Smartphones can be rather expensive, both to operate and to own. Monthly rates for individuals through some of the nation's largest providers start around $70 per month and can stretch as high as $140 or more. And the devices themselves, subsidized with typical two-year agreements, can cost anywhere from around $50 to $300. And, as the Galaxy Note II has shown, $300 is not the limit. T-Mobile offers the Galaxy Note II with a two-year agreement for a staggering $369.99.
The problem, though, is that the effect of subsidizations has waned over the last several years. Before, a phone might cost $649 without an agreement, yet the device might only sell for $149 or $199 with a two-year agreement. Now, a solid portion of devices come at $299 with a two-year agreement with the same no-contract pricing. Again, the Galaxy Note II is $369 with a two-year agreement. However, it can also be purchased without an agreement for just $280 more, or $649 in total (plus tax, of course).
That's the same monthly rate, yet a significantly smaller discount off the retail price of the device – 69 percent discount versus 54 percent off – for the exact same agreement length and terms.
Not only that, but signing an agreement can be a tough knot to swallow if you're the type that likes to keep up with the mobile industry. By the time a two-year contract expires, the phone you signed that agreement for has likely aged more than your seven-year-old computer – that is, if it even survives that long. It's a miracle these days if a phone lasts a couple months without facing some fatal freak accident, like getting slammed in a car door. And even with insurance, you're not always guaranteed to get the same phone you previously had after a claim. If the phone is out of stock or discontinued, you will likely get something comparable or a newer-generation of the same series device (i.e.: original Galaxy S phones might have been replaced with their Galaxy S II counterparts after some time).
This is where buying no contract can really pay off. Don't get me wrong, it's a tough knot, too. Full retail pricing is gut-wrenching sometimes. Like, for instance, new unlocked devices can run the bill upwards of $800, especially if you're importing an international device from overseas through a retailers like eXpansys or Negri Electronics.
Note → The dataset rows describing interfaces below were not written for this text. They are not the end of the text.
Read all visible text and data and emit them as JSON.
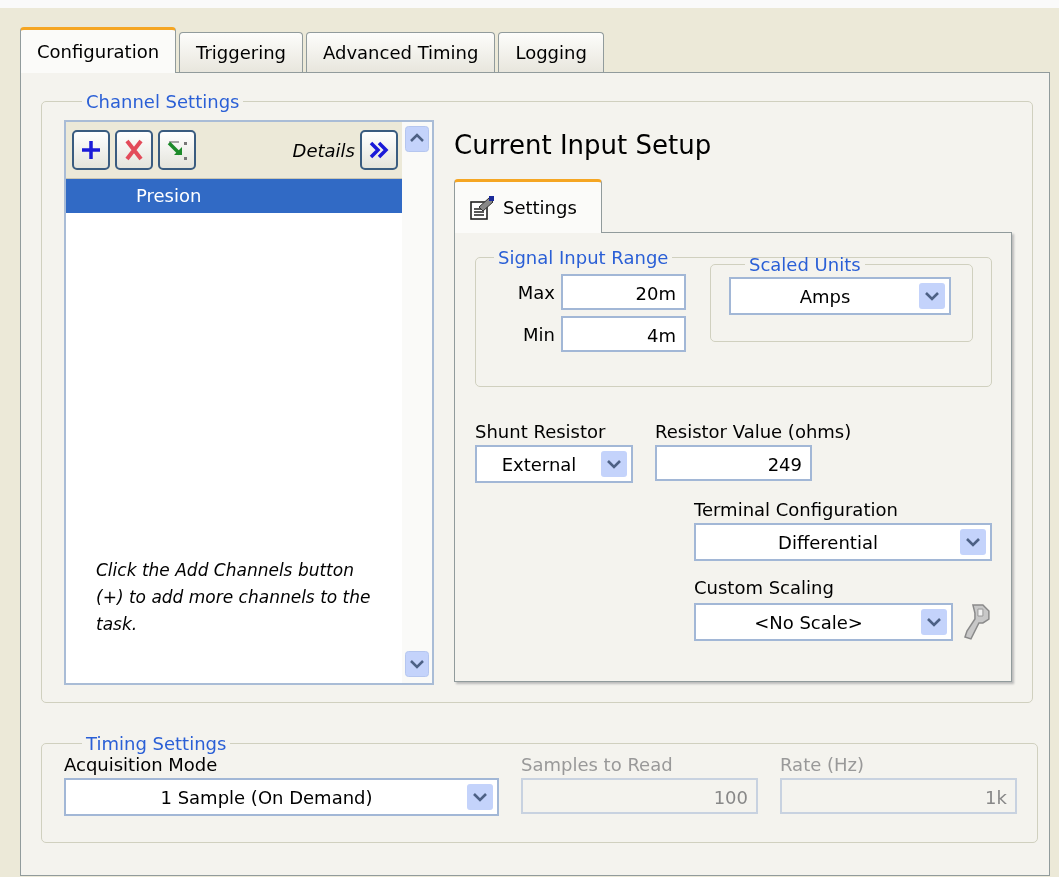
{
  "tabs": [
    {
      "label": "Configuration",
      "selected": true
    },
    {
      "label": "Triggering",
      "selected": false
    },
    {
      "label": "Advanced Timing",
      "selected": false
    },
    {
      "label": "Logging",
      "selected": false
    }
  ],
  "channel_settings": {
    "title": "Channel Settings",
    "details_label": "Details",
    "channels": [
      {
        "name": "Presion",
        "selected": true
      }
    ],
    "hint": "Click the Add Channels button (+) to add more channels to the task."
  },
  "current_input_setup": {
    "title": "Current Input Setup",
    "tabs": [
      {
        "label": "Settings",
        "selected": true
      }
    ],
    "signal_input_range": {
      "title": "Signal Input Range",
      "max": {
        "label": "Max",
        "value": "20m"
      },
      "min": {
        "label": "Min",
        "value": "4m"
      }
    },
    "scaled_units": {
      "title": "Scaled Units",
      "value": "Amps"
    },
    "shunt_resistor": {
      "label": "Shunt Resistor",
      "value": "External"
    },
    "resistor_value": {
      "label": "Resistor Value (ohms)",
      "value": "249"
    },
    "terminal_configuration": {
      "label": "Terminal Configuration",
      "value": "Differential"
    },
    "custom_scaling": {
      "label": "Custom Scaling",
      "value": "<No Scale>"
    }
  },
  "timing_settings": {
    "title": "Timing Settings",
    "acquisition_mode": {
      "label": "Acquisition Mode",
      "value": "1 Sample (On Demand)",
      "disabled": false
    },
    "samples_to_read": {
      "label": "Samples to Read",
      "value": "100",
      "disabled": true
    },
    "rate": {
      "label": "Rate (Hz)",
      "value": "1k",
      "disabled": true
    }
  }
}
Typically, full retail pricing for stateside devices peaks around $700, though. Most come in at $650. And lately, there have been a handful of devices that have come with seemingly affordable no-contract pricing. And I've noticed a lot more people leaning towards buying a phone sans agreement.
For instance, Google announced the LG Nexus 4, which will sell for $299 for the 8GB version and $349 for double the storage. Those are typical contracted prices, not full retail. And then there's the Nokia Lumia 920, which could have easily ran the bill up to $700 or more. Instead, through AT&T, the Lumia 920 is $99 with a contract and only $449.99 without. And the Nokia Lumia 822 from Verizon will go for $449.99 without a contract, too.
Also, while not quite a cheap, the Samsung Galaxy Note II is only $649 without a contract on all the nationwide carriers. I figured it would go for at least $700 or $800, seeing as its smaller brother, the Galaxy S III, is still between $550 and $600 without an agreement.
Point being, there are some great phones to be had for reasonable no-contract pricing.
Spending north of $500 may seem like a lot of money and, well … it is. But if you buy the right phones, it can pay off. Some devices hold their value quite well over time. Once you get tired of the device and something new comes out, you can sell the used device for several hundred dollars and put that money back into the pool for a new phone. Play your cards right, and you can get out only paying roughly $100 or so to get a new phone every couple months.
But when there are phones selling without a contract between $299 and $449, it's a no-brainer. Just as much as the Lumia 920 for $99 is a steal, the Lumia 920 sans contract for $449 is, too.
What I'm interested in, though, is how much you are willing to pay for a phone. Are you willing to pay $400? $500? $600? More? Where do you draw the line with no-contract pricing?
I've bought many no-contract phones in my day. I've swiped my card for $537.49 (that's $499.99 plus NC state tax) too many times. The most I have ever spent on a single phone is just under $700, the 32GB iPhone 4S. But that's where I drew the line. I typically won't spend more than $500 on a phone anymore, and if I do, it's because I've sold an old phone to counterbalance the price. But much over $500 is too much to stomach these days, considering resale value plummets rather quickly.
How much are you willing to spend on a phone? And with some high-end phones coming at fair no-contract prices, are you more willing to put up a little extra cash for a new phone sans contract? Where do you draw the line, folks?